When Microsoft revealed that it would remove DVD movie playback functionality from Windows 8, enthusiasts howled in protest. Truth be told, DVD playback is a legacy feature in an age of pervasive connectivity and new Windows device types like Ultrabooks, tablets, and hybrid PCs that lack optical drives in the first place. But it’s easy to add DVD playback to Windows 8 if you really need it. In fact, it can be free.
While there are multiple approaches to getting DVD playback in Windows 8, I’ll just focus on two of the better solutions. You can use the Microsoft approach, which involves installing the optional Windows Media Center software, currently available for free in the Release Preview. Or you can install one of several third party applications that provide DVD playback for free. I’ll discuss the one I use and recommend.
Method 1: Windows Media Center
When Microsoft carved up its Windows 8 Product line into separate Core and Pro product editions, it also broke out some functionality into a separate add-on pack that users will be able to purchase for a nominal fee once Windows 8 is released to the public. For now, during the Release Preview timeframe, you can experience that add-on pack for free by using a new Windows 8 utility, Add Features to Windows 8, in tandem with a product key that Microsoft provides in a hard-to-find Windows 8 Release Preview FAQ.
Since I already wrote about this process in Windows 8 Release Preview: Install Windows Media Center, the steps described below are taken from that article.

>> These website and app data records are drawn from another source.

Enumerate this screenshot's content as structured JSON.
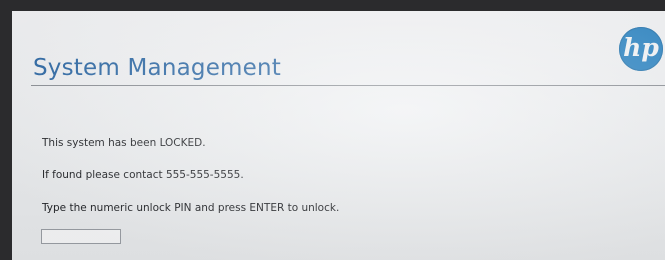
{
  "header": {
    "title": "System Management",
    "logo_text": "hp",
    "logo_icon": "hp-logo-icon",
    "title_color": "#2f6aa6",
    "logo_color": "#2e86c4"
  },
  "messages": {
    "locked": "This system has been LOCKED.",
    "contact": "If found please contact 555-555-5555.",
    "prompt": "Type the numeric unlock PIN and press ENTER to unlock."
  },
  "pin_input": {
    "value": "",
    "placeholder": ""
  }
}
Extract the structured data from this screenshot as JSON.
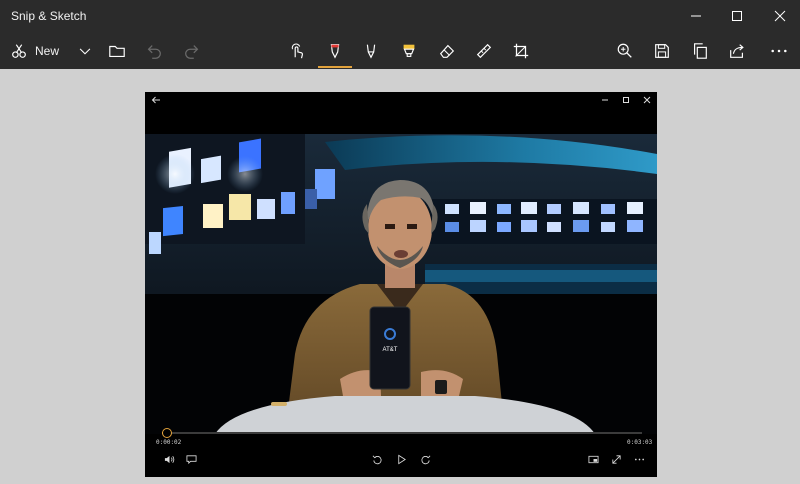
{
  "app": {
    "title": "Snip & Sketch"
  },
  "toolbar": {
    "new_label": "New",
    "accent": "#e2a23c",
    "pen_color": "#e53935",
    "highlighter_color": "#f2c23a"
  },
  "video": {
    "elapsed": "0:00:02",
    "duration": "0:03:03",
    "progress": 0.011,
    "phone_brand": "AT&T"
  },
  "icons": {
    "titlebar": [
      "minimize-icon",
      "maximize-icon",
      "close-icon"
    ],
    "toolbar": [
      "new-snip-icon",
      "chevron-down-icon",
      "folder-icon",
      "undo-icon",
      "redo-icon",
      "touch-writing-icon",
      "ballpoint-pen-icon",
      "pencil-icon",
      "highlighter-icon",
      "eraser-icon",
      "ruler-icon",
      "crop-icon",
      "zoom-icon",
      "save-icon",
      "copy-icon",
      "share-icon",
      "more-icon"
    ],
    "player": [
      "back-arrow-icon",
      "volume-icon",
      "captions-icon",
      "skip-back-icon",
      "play-icon",
      "skip-forward-icon",
      "miniview-icon",
      "fullscreen-icon",
      "more-options-icon"
    ]
  }
}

Note that you must first close any apps and open windows you’re using. This process will reboot your computer and it will do so without warning or a chance to stop it.

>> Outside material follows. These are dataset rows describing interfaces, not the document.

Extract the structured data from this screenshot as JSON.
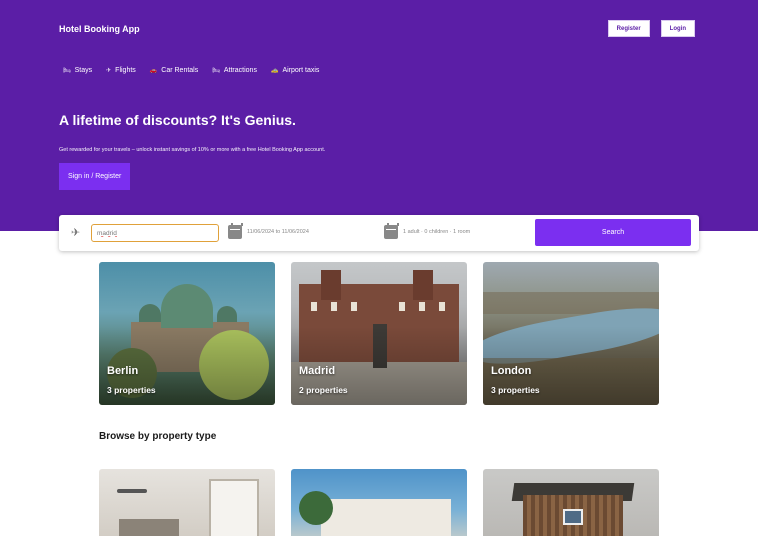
{
  "header": {
    "brand": "Hotel Booking App",
    "register_label": "Register",
    "login_label": "Login"
  },
  "nav": {
    "items": [
      {
        "icon": "bed-icon",
        "label": "Stays"
      },
      {
        "icon": "plane-icon",
        "label": "Flights"
      },
      {
        "icon": "car-icon",
        "label": "Car Rentals"
      },
      {
        "icon": "bed-icon",
        "label": "Attractions"
      },
      {
        "icon": "taxi-icon",
        "label": "Airport taxis"
      }
    ]
  },
  "hero": {
    "headline": "A lifetime of discounts? It's Genius.",
    "subline": "Get rewarded for your travels – unlock instant savings of 10% or more with a free Hotel Booking App account.",
    "signin_label": "Sign in / Register"
  },
  "search": {
    "destination_value": "madrid",
    "dates": "11/06/2024 to 11/06/2024",
    "guests": "1 adult · 0 children · 1 room",
    "search_label": "Search"
  },
  "cities": [
    {
      "name": "Berlin",
      "count": "3 properties"
    },
    {
      "name": "Madrid",
      "count": "2 properties"
    },
    {
      "name": "London",
      "count": "3 properties"
    }
  ],
  "property_types": {
    "title": "Browse by property type"
  },
  "colors": {
    "brand_purple": "#5b1ea6",
    "accent_purple": "#7b2ff0"
  }
}
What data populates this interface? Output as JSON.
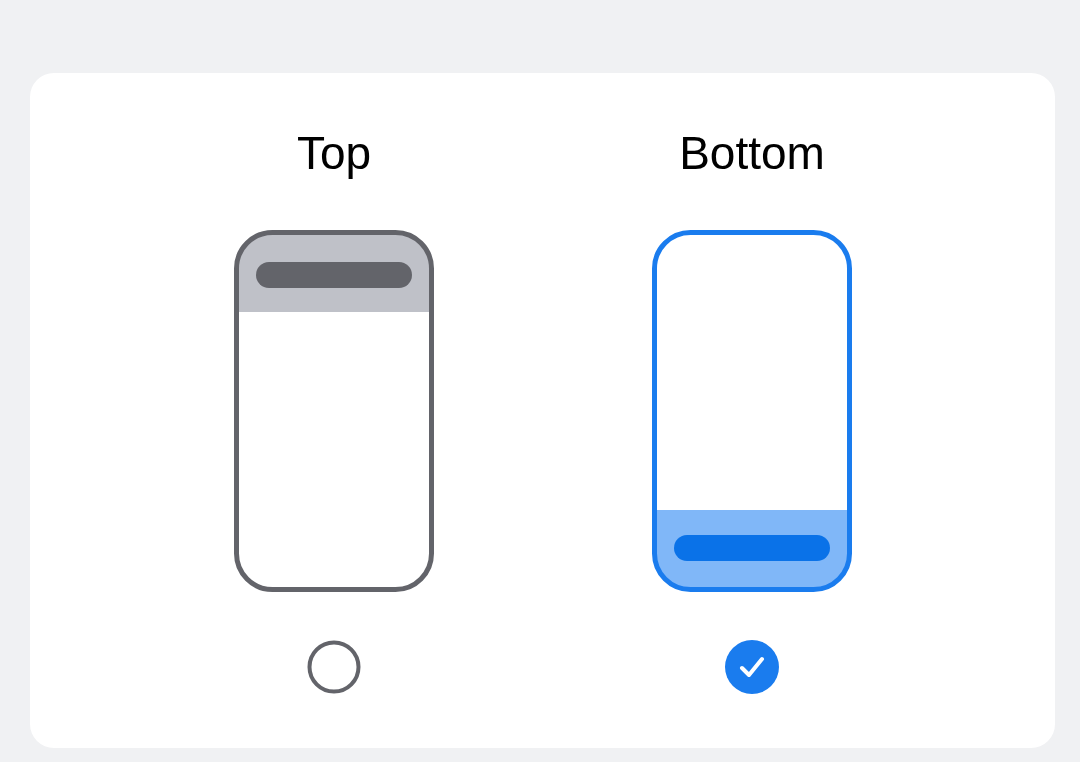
{
  "options": [
    {
      "label": "Top",
      "kind": "top",
      "selected": false
    },
    {
      "label": "Bottom",
      "kind": "bottom",
      "selected": true
    }
  ]
}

When you’re ready, launch Add Features to Windows 8 (easiest way: Start Search). Then, choose “I already have a product key” from the opening screen. In the Enter Your Product Key view, enter the following product key:
The wizard will validate the key and then note that the key works. Click Next to Continue. In the next view, Ready to Add New Features, accept the license terms. Then, click Add features to continue. The wizard will display a progress bar and note that it is adding the feature. Then, Windows will disappear and you’ll see the full-screen install experience that occurs when you install updates during a reboot. Your PC will reboot.
When it does, and you’ve signed in, you can return to the desktop, where you’ll see that the Add Features to Windows 8 control panel has completed. Now, you can simply run Media Center and use this application to play DVD movies.
Media Center as a DVD player
Method 2: VLC Player
Using Media Center for DVD playback isn’t a horrible approach, but it’s only free for now and isn’t really an optimal solution. So even if you plan to use Media Center for some other reason—perhaps for its digital video recording (DVR) features—you should consider keeping another DVD playback solution on hand. The one I use and recommend is VLC Player. It’s free, which is great, but it’s also a terrific digital video player, one that supports both hard and soft captioning in H.264 video files. It’s one of the most useful digital media applications out there.
The official source for downloading VLC Player is videolan.org.
VLC Player: Free DVD movie playback, and a ton of other useful video player features
Whichever method you use, you’ll probably want to make sure that the appropriate app is set up as the default for DVD playback and, perhaps, other file associations. I’ll be discussing that process in a future tip.